=== EXERCISE DIRECTIONS ===
Omit the images, then print each record below exactly as it reads.

=== DATA IN THIS EXERCISE ===
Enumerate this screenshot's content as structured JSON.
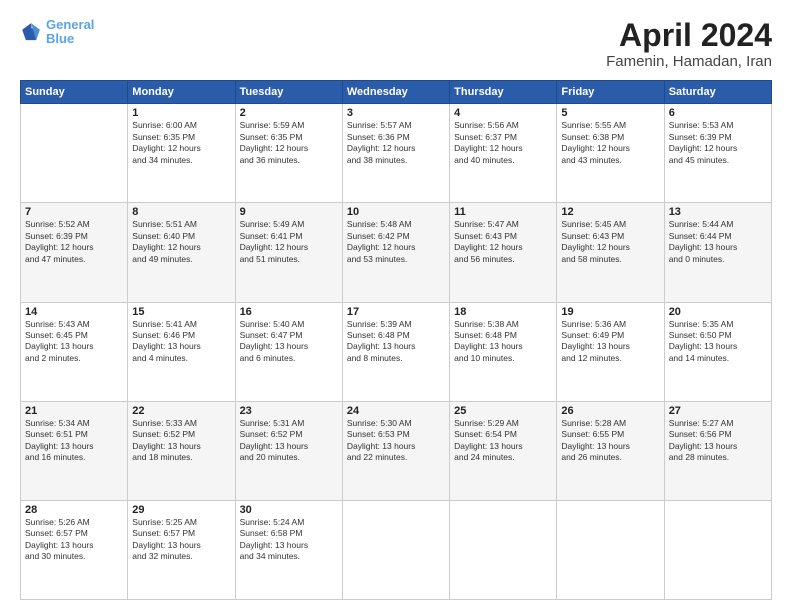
{
  "logo": {
    "line1": "General",
    "line2": "Blue"
  },
  "title": "April 2024",
  "subtitle": "Famenin, Hamadan, Iran",
  "weekdays": [
    "Sunday",
    "Monday",
    "Tuesday",
    "Wednesday",
    "Thursday",
    "Friday",
    "Saturday"
  ],
  "weeks": [
    [
      {
        "day": "",
        "info": ""
      },
      {
        "day": "1",
        "info": "Sunrise: 6:00 AM\nSunset: 6:35 PM\nDaylight: 12 hours\nand 34 minutes."
      },
      {
        "day": "2",
        "info": "Sunrise: 5:59 AM\nSunset: 6:35 PM\nDaylight: 12 hours\nand 36 minutes."
      },
      {
        "day": "3",
        "info": "Sunrise: 5:57 AM\nSunset: 6:36 PM\nDaylight: 12 hours\nand 38 minutes."
      },
      {
        "day": "4",
        "info": "Sunrise: 5:56 AM\nSunset: 6:37 PM\nDaylight: 12 hours\nand 40 minutes."
      },
      {
        "day": "5",
        "info": "Sunrise: 5:55 AM\nSunset: 6:38 PM\nDaylight: 12 hours\nand 43 minutes."
      },
      {
        "day": "6",
        "info": "Sunrise: 5:53 AM\nSunset: 6:39 PM\nDaylight: 12 hours\nand 45 minutes."
      }
    ],
    [
      {
        "day": "7",
        "info": "Sunrise: 5:52 AM\nSunset: 6:39 PM\nDaylight: 12 hours\nand 47 minutes."
      },
      {
        "day": "8",
        "info": "Sunrise: 5:51 AM\nSunset: 6:40 PM\nDaylight: 12 hours\nand 49 minutes."
      },
      {
        "day": "9",
        "info": "Sunrise: 5:49 AM\nSunset: 6:41 PM\nDaylight: 12 hours\nand 51 minutes."
      },
      {
        "day": "10",
        "info": "Sunrise: 5:48 AM\nSunset: 6:42 PM\nDaylight: 12 hours\nand 53 minutes."
      },
      {
        "day": "11",
        "info": "Sunrise: 5:47 AM\nSunset: 6:43 PM\nDaylight: 12 hours\nand 56 minutes."
      },
      {
        "day": "12",
        "info": "Sunrise: 5:45 AM\nSunset: 6:43 PM\nDaylight: 12 hours\nand 58 minutes."
      },
      {
        "day": "13",
        "info": "Sunrise: 5:44 AM\nSunset: 6:44 PM\nDaylight: 13 hours\nand 0 minutes."
      }
    ],
    [
      {
        "day": "14",
        "info": "Sunrise: 5:43 AM\nSunset: 6:45 PM\nDaylight: 13 hours\nand 2 minutes."
      },
      {
        "day": "15",
        "info": "Sunrise: 5:41 AM\nSunset: 6:46 PM\nDaylight: 13 hours\nand 4 minutes."
      },
      {
        "day": "16",
        "info": "Sunrise: 5:40 AM\nSunset: 6:47 PM\nDaylight: 13 hours\nand 6 minutes."
      },
      {
        "day": "17",
        "info": "Sunrise: 5:39 AM\nSunset: 6:48 PM\nDaylight: 13 hours\nand 8 minutes."
      },
      {
        "day": "18",
        "info": "Sunrise: 5:38 AM\nSunset: 6:48 PM\nDaylight: 13 hours\nand 10 minutes."
      },
      {
        "day": "19",
        "info": "Sunrise: 5:36 AM\nSunset: 6:49 PM\nDaylight: 13 hours\nand 12 minutes."
      },
      {
        "day": "20",
        "info": "Sunrise: 5:35 AM\nSunset: 6:50 PM\nDaylight: 13 hours\nand 14 minutes."
      }
    ],
    [
      {
        "day": "21",
        "info": "Sunrise: 5:34 AM\nSunset: 6:51 PM\nDaylight: 13 hours\nand 16 minutes."
      },
      {
        "day": "22",
        "info": "Sunrise: 5:33 AM\nSunset: 6:52 PM\nDaylight: 13 hours\nand 18 minutes."
      },
      {
        "day": "23",
        "info": "Sunrise: 5:31 AM\nSunset: 6:52 PM\nDaylight: 13 hours\nand 20 minutes."
      },
      {
        "day": "24",
        "info": "Sunrise: 5:30 AM\nSunset: 6:53 PM\nDaylight: 13 hours\nand 22 minutes."
      },
      {
        "day": "25",
        "info": "Sunrise: 5:29 AM\nSunset: 6:54 PM\nDaylight: 13 hours\nand 24 minutes."
      },
      {
        "day": "26",
        "info": "Sunrise: 5:28 AM\nSunset: 6:55 PM\nDaylight: 13 hours\nand 26 minutes."
      },
      {
        "day": "27",
        "info": "Sunrise: 5:27 AM\nSunset: 6:56 PM\nDaylight: 13 hours\nand 28 minutes."
      }
    ],
    [
      {
        "day": "28",
        "info": "Sunrise: 5:26 AM\nSunset: 6:57 PM\nDaylight: 13 hours\nand 30 minutes."
      },
      {
        "day": "29",
        "info": "Sunrise: 5:25 AM\nSunset: 6:57 PM\nDaylight: 13 hours\nand 32 minutes."
      },
      {
        "day": "30",
        "info": "Sunrise: 5:24 AM\nSunset: 6:58 PM\nDaylight: 13 hours\nand 34 minutes."
      },
      {
        "day": "",
        "info": ""
      },
      {
        "day": "",
        "info": ""
      },
      {
        "day": "",
        "info": ""
      },
      {
        "day": "",
        "info": ""
      }
    ]
  ]
}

=== ANSWER TO THIS TASK ===
Enumerate this screenshot's content as structured JSON.
{
  "logo": {
    "line1": "General",
    "line2": "Blue"
  },
  "title": "April 2024",
  "subtitle": "Famenin, Hamadan, Iran",
  "weekdays": [
    "Sunday",
    "Monday",
    "Tuesday",
    "Wednesday",
    "Thursday",
    "Friday",
    "Saturday"
  ],
  "weeks": [
    [
      {
        "day": "",
        "info": ""
      },
      {
        "day": "1",
        "info": "Sunrise: 6:00 AM\nSunset: 6:35 PM\nDaylight: 12 hours\nand 34 minutes."
      },
      {
        "day": "2",
        "info": "Sunrise: 5:59 AM\nSunset: 6:35 PM\nDaylight: 12 hours\nand 36 minutes."
      },
      {
        "day": "3",
        "info": "Sunrise: 5:57 AM\nSunset: 6:36 PM\nDaylight: 12 hours\nand 38 minutes."
      },
      {
        "day": "4",
        "info": "Sunrise: 5:56 AM\nSunset: 6:37 PM\nDaylight: 12 hours\nand 40 minutes."
      },
      {
        "day": "5",
        "info": "Sunrise: 5:55 AM\nSunset: 6:38 PM\nDaylight: 12 hours\nand 43 minutes."
      },
      {
        "day": "6",
        "info": "Sunrise: 5:53 AM\nSunset: 6:39 PM\nDaylight: 12 hours\nand 45 minutes."
      }
    ],
    [
      {
        "day": "7",
        "info": "Sunrise: 5:52 AM\nSunset: 6:39 PM\nDaylight: 12 hours\nand 47 minutes."
      },
      {
        "day": "8",
        "info": "Sunrise: 5:51 AM\nSunset: 6:40 PM\nDaylight: 12 hours\nand 49 minutes."
      },
      {
        "day": "9",
        "info": "Sunrise: 5:49 AM\nSunset: 6:41 PM\nDaylight: 12 hours\nand 51 minutes."
      },
      {
        "day": "10",
        "info": "Sunrise: 5:48 AM\nSunset: 6:42 PM\nDaylight: 12 hours\nand 53 minutes."
      },
      {
        "day": "11",
        "info": "Sunrise: 5:47 AM\nSunset: 6:43 PM\nDaylight: 12 hours\nand 56 minutes."
      },
      {
        "day": "12",
        "info": "Sunrise: 5:45 AM\nSunset: 6:43 PM\nDaylight: 12 hours\nand 58 minutes."
      },
      {
        "day": "13",
        "info": "Sunrise: 5:44 AM\nSunset: 6:44 PM\nDaylight: 13 hours\nand 0 minutes."
      }
    ],
    [
      {
        "day": "14",
        "info": "Sunrise: 5:43 AM\nSunset: 6:45 PM\nDaylight: 13 hours\nand 2 minutes."
      },
      {
        "day": "15",
        "info": "Sunrise: 5:41 AM\nSunset: 6:46 PM\nDaylight: 13 hours\nand 4 minutes."
      },
      {
        "day": "16",
        "info": "Sunrise: 5:40 AM\nSunset: 6:47 PM\nDaylight: 13 hours\nand 6 minutes."
      },
      {
        "day": "17",
        "info": "Sunrise: 5:39 AM\nSunset: 6:48 PM\nDaylight: 13 hours\nand 8 minutes."
      },
      {
        "day": "18",
        "info": "Sunrise: 5:38 AM\nSunset: 6:48 PM\nDaylight: 13 hours\nand 10 minutes."
      },
      {
        "day": "19",
        "info": "Sunrise: 5:36 AM\nSunset: 6:49 PM\nDaylight: 13 hours\nand 12 minutes."
      },
      {
        "day": "20",
        "info": "Sunrise: 5:35 AM\nSunset: 6:50 PM\nDaylight: 13 hours\nand 14 minutes."
      }
    ],
    [
      {
        "day": "21",
        "info": "Sunrise: 5:34 AM\nSunset: 6:51 PM\nDaylight: 13 hours\nand 16 minutes."
      },
      {
        "day": "22",
        "info": "Sunrise: 5:33 AM\nSunset: 6:52 PM\nDaylight: 13 hours\nand 18 minutes."
      },
      {
        "day": "23",
        "info": "Sunrise: 5:31 AM\nSunset: 6:52 PM\nDaylight: 13 hours\nand 20 minutes."
      },
      {
        "day": "24",
        "info": "Sunrise: 5:30 AM\nSunset: 6:53 PM\nDaylight: 13 hours\nand 22 minutes."
      },
      {
        "day": "25",
        "info": "Sunrise: 5:29 AM\nSunset: 6:54 PM\nDaylight: 13 hours\nand 24 minutes."
      },
      {
        "day": "26",
        "info": "Sunrise: 5:28 AM\nSunset: 6:55 PM\nDaylight: 13 hours\nand 26 minutes."
      },
      {
        "day": "27",
        "info": "Sunrise: 5:27 AM\nSunset: 6:56 PM\nDaylight: 13 hours\nand 28 minutes."
      }
    ],
    [
      {
        "day": "28",
        "info": "Sunrise: 5:26 AM\nSunset: 6:57 PM\nDaylight: 13 hours\nand 30 minutes."
      },
      {
        "day": "29",
        "info": "Sunrise: 5:25 AM\nSunset: 6:57 PM\nDaylight: 13 hours\nand 32 minutes."
      },
      {
        "day": "30",
        "info": "Sunrise: 5:24 AM\nSunset: 6:58 PM\nDaylight: 13 hours\nand 34 minutes."
      },
      {
        "day": "",
        "info": ""
      },
      {
        "day": "",
        "info": ""
      },
      {
        "day": "",
        "info": ""
      },
      {
        "day": "",
        "info": ""
      }
    ]
  ]
}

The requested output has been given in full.